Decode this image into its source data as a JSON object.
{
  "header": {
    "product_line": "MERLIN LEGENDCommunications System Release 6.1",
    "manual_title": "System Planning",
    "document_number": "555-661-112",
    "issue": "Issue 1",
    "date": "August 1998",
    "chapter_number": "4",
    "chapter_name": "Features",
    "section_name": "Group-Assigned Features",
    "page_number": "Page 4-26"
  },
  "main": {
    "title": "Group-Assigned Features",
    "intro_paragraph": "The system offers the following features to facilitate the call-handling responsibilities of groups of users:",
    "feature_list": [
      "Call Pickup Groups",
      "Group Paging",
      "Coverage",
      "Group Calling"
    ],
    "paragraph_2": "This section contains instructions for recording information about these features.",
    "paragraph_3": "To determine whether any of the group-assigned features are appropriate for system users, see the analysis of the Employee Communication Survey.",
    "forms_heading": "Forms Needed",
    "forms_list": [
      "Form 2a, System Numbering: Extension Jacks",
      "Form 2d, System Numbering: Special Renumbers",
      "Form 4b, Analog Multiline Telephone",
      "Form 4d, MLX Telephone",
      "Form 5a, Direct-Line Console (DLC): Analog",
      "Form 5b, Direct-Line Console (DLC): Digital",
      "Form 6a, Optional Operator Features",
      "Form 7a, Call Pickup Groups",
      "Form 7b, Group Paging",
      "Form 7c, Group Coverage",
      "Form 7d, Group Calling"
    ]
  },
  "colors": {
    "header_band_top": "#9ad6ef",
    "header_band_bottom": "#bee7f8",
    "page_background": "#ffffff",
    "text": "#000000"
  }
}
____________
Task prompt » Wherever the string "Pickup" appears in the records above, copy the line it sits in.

Result of this exercise »
      "Call Pickup Groups",
      "Form 7a, Call Pickup Groups",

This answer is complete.